Geology of Vulcano
View of Vulcano from the island of Lipari. The green islet centre left is Vulcanello, which is connected to Vulcano by an isthmus. The Fossa cone is immediately behind it.
The volcanic activity in the region is largely the result of the northward-moving African Plate meeting the Eurasian Plate. There are three volcanic centres on the island:
At the southern end of the island are old stratovolcano cones, Monte Aria (500 m), Monte Saraceno (481 m) and Monte Luccia (188 m), which have partially collapsed into the Il Piano Caldera.
The most recently active centre is the Gran Cratere at the top of the Fossa cone, the cone having grown in the Lentia Caldera in the middle of the island, and has had at least 7 major eruptions in the last 6000 years.
At the north of the island is Vulcanello, 123 metres high, and is connected to the rest of it by an isthmus which is flooded in bad weather. It emerged from the sea during an eruption in 183 BC as a separate islet. Occasional eruptions from its three cones with both pyroclastic flow deposits and lavas occurred from then until 1550, the last eruption creating a narrow isthmus connecting it to Vulcano.
Vulcano has been quiet since the eruption of the Fossa cone on August 3, 1888 to 1890, which deposited about 5 metres of pyroclastic material on the summit. The style of eruption seen on the Fossa cone is called a Vulcanian eruption, being the explosive emission of pyroclastic fragments of viscous magmas caused by the high viscosity preventing gases from escaping easily.
History of Vulcano
The Greek wind god Aeolus was said to have lived on this island, then called Hierà. The name for the entire Aeolian Island chain descended from the mythical residence of Aeolus. The Roman name for the island Vulcano has contributed the word for volcano in most modern European languages. The Romans used the island mainly for raw materials, harvesting wood and mining alum and sulfur. This was the principal activity on the island until the end of the 19th Century.
The Gran Cratere. A sense of scale is provided by the tourist visible near the centre of the crater.
When the Bourbon rule collapsed in 1860 (see Francis II of the Two Sicilies) a British man named James Stevenson bought the northern part of the island, built a villa, reopened the local mines and planted vineyards for grapes that would later be used to make Malvasia wine. Stevenson lived on Vulcano until the last major eruption on the island, in 1888. The eruption lasted the better part of two years, by which time Stevenson had sold all of his property to the local populace, and never returned to the island. The villa is still intact.

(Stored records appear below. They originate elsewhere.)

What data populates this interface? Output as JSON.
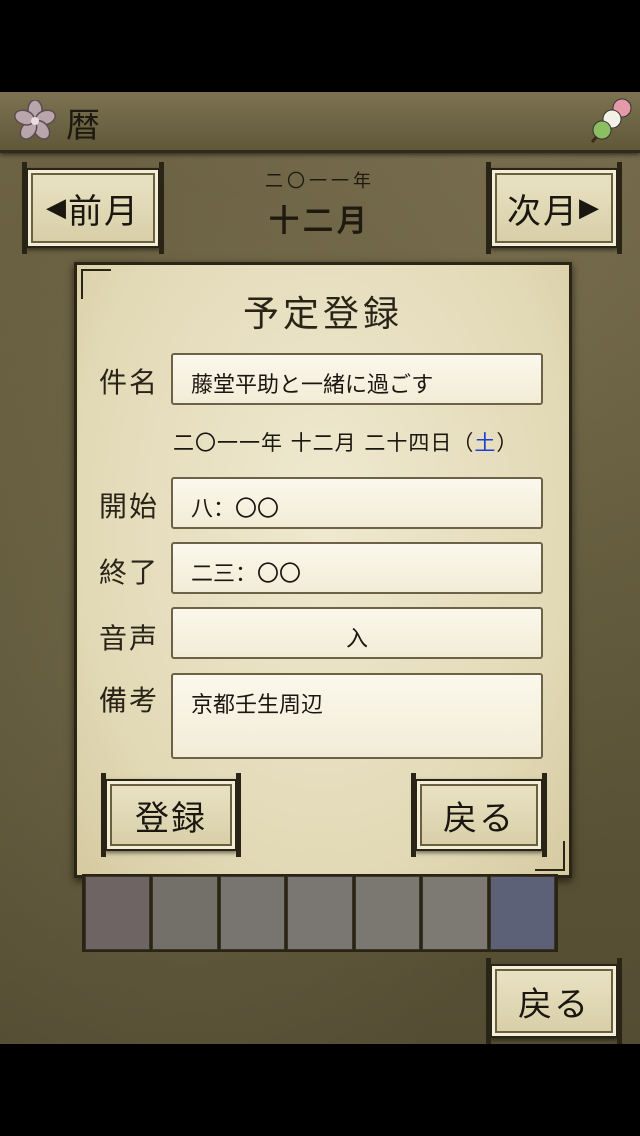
{
  "header": {
    "title": "暦"
  },
  "nav": {
    "prev_label": "前月",
    "next_label": "次月",
    "year": "二〇一一年",
    "month": "十二月"
  },
  "dialog": {
    "title": "予定登録",
    "subject_label": "件名",
    "subject_value": "藤堂平助と一緒に過ごす",
    "date_text": "二〇一一年  十二月  二十四日（",
    "date_weekday": "土",
    "date_close": "）",
    "start_label": "開始",
    "start_value": "八：〇〇",
    "end_label": "終了",
    "end_value": "二三：〇〇",
    "sound_label": "音声",
    "sound_value": "入",
    "note_label": "備考",
    "note_value": "京都壬生周辺",
    "register_label": "登録",
    "back_label": "戻る"
  },
  "palette": {
    "colors": [
      "#6e6463",
      "#737069",
      "#787570",
      "#7a7772",
      "#7b7871",
      "#7d7a74",
      "#5d6178"
    ]
  },
  "footer": {
    "back_label": "戻る"
  }
}
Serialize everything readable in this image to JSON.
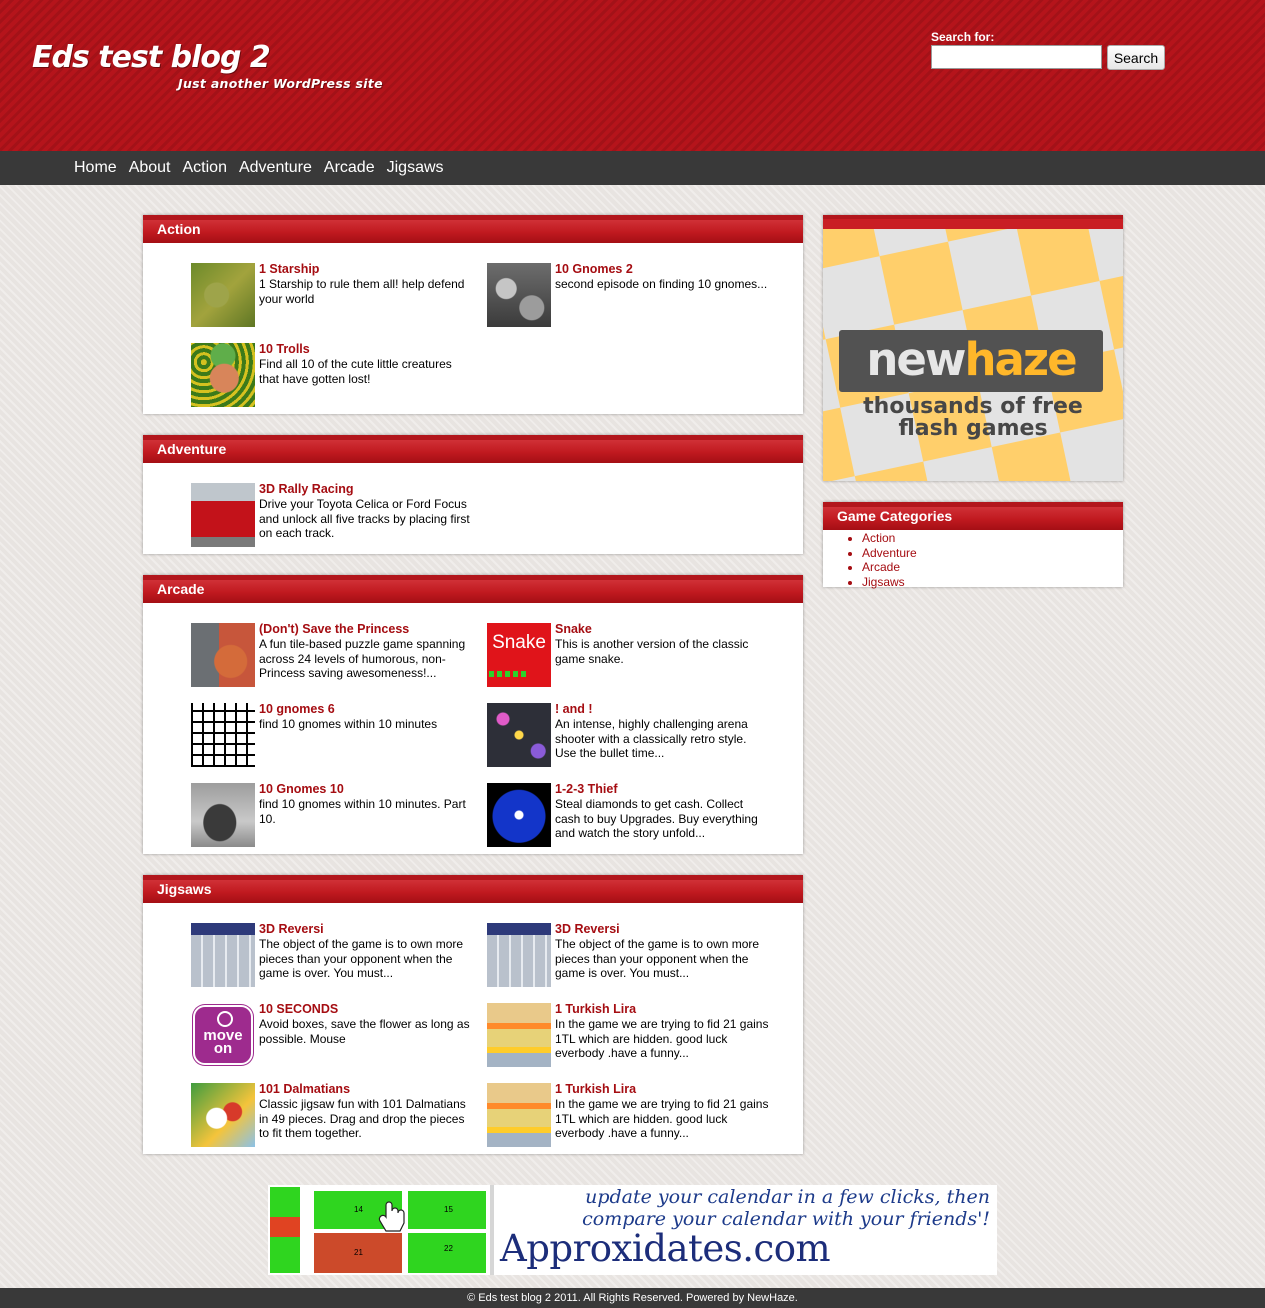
{
  "site": {
    "title": "Eds test blog 2",
    "tagline": "Just another WordPress site"
  },
  "search": {
    "label": "Search for:",
    "value": "",
    "button_label": "Search"
  },
  "nav": {
    "items": [
      "Home",
      "About",
      "Action",
      "Adventure",
      "Arcade",
      "Jigsaws"
    ]
  },
  "sections": [
    {
      "title": "Action",
      "games": [
        {
          "title": "1 Starship",
          "desc": "1 Starship to rule them all! help defend your world",
          "thumb": "starship"
        },
        {
          "title": "10 Gnomes 2",
          "desc": "second episode on finding 10 gnomes...",
          "thumb": "gnomes2"
        },
        {
          "title": "10 Trolls",
          "desc": "Find all 10 of the cute little creatures that have gotten lost!",
          "thumb": "trolls"
        }
      ]
    },
    {
      "title": "Adventure",
      "games": [
        {
          "title": "3D Rally Racing",
          "desc": "Drive your Toyota Celica or Ford Focus and unlock all five tracks by placing first on each track.",
          "thumb": "rally"
        }
      ]
    },
    {
      "title": "Arcade",
      "games": [
        {
          "title": "(Don't) Save the Princess",
          "desc": "A fun tile-based puzzle game spanning across 24 levels of humorous, non-Princess saving awesomeness!...",
          "thumb": "princess"
        },
        {
          "title": "Snake",
          "desc": "This is another version of the classic game snake.",
          "thumb": "snake",
          "thumb_text": "Snake"
        },
        {
          "title": "10 gnomes 6",
          "desc": "find 10 gnomes within 10 minutes",
          "thumb": "gnomes6"
        },
        {
          "title": "! and !",
          "desc": "An intense, highly challenging arena shooter with a classically retro style. Use the bullet time...",
          "thumb": "and"
        },
        {
          "title": "10 Gnomes 10",
          "desc": "find 10 gnomes within 10 minutes. Part 10.",
          "thumb": "gnomes10"
        },
        {
          "title": "1-2-3 Thief",
          "desc": "Steal diamonds to get cash. Collect cash to buy Upgrades. Buy everything and watch the story unfold...",
          "thumb": "thief"
        }
      ]
    },
    {
      "title": "Jigsaws",
      "games": [
        {
          "title": "3D Reversi",
          "desc": "The object of the game is to own more pieces than your opponent when the game is over. You must...",
          "thumb": "reversi"
        },
        {
          "title": "3D Reversi",
          "desc": "The object of the game is to own more pieces than your opponent when the game is over. You must...",
          "thumb": "reversi"
        },
        {
          "title": "10 SECONDS",
          "desc": "Avoid boxes, save the flower as long as possible. Mouse",
          "thumb": "seconds",
          "thumb_text": "move on"
        },
        {
          "title": "1 Turkish Lira",
          "desc": "In the game we are trying to fid 21 gains 1TL which are hidden. good luck everbody .have a funny...",
          "thumb": "lira"
        },
        {
          "title": "101 Dalmatians",
          "desc": "Classic jigsaw fun with 101 Dalmatians in 49 pieces. Drag and drop the pieces to fit them together.",
          "thumb": "dalmatians"
        },
        {
          "title": "1 Turkish Lira",
          "desc": "In the game we are trying to fid 21 gains 1TL which are hidden. good luck everbody .have a funny...",
          "thumb": "lira"
        }
      ]
    }
  ],
  "sidebar": {
    "ad": {
      "logo_part1": "new",
      "logo_part2": "haze",
      "tagline_line1": "thousands of free",
      "tagline_line2": "flash games",
      "colors": {
        "accent": "#ffb72a",
        "logo_bg": "#525252"
      }
    },
    "categories": {
      "title": "Game Categories",
      "items": [
        "Action",
        "Adventure",
        "Arcade",
        "Jigsaws"
      ]
    }
  },
  "banner": {
    "line1": "update your calendar in a few clicks, then",
    "line2": "compare your calendar with your friends'!",
    "brand": "Approxidates.com",
    "calendar_cells": [
      "14",
      "15",
      "21",
      "22"
    ]
  },
  "footer": {
    "text": "© Eds test blog 2 2011. All Rights Reserved. Powered by NewHaze."
  },
  "colors": {
    "brand_red": "#b5141b",
    "link": "#a50d12",
    "nav_bg": "#393939"
  }
}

Currently, around 470 people live on the island, mainly deriving their income from tourism. It is a few minutes hydrofoil ride from Lipari and has several hotels and cafes, the important attractions being the beaches, hot springs and sulfur mud baths.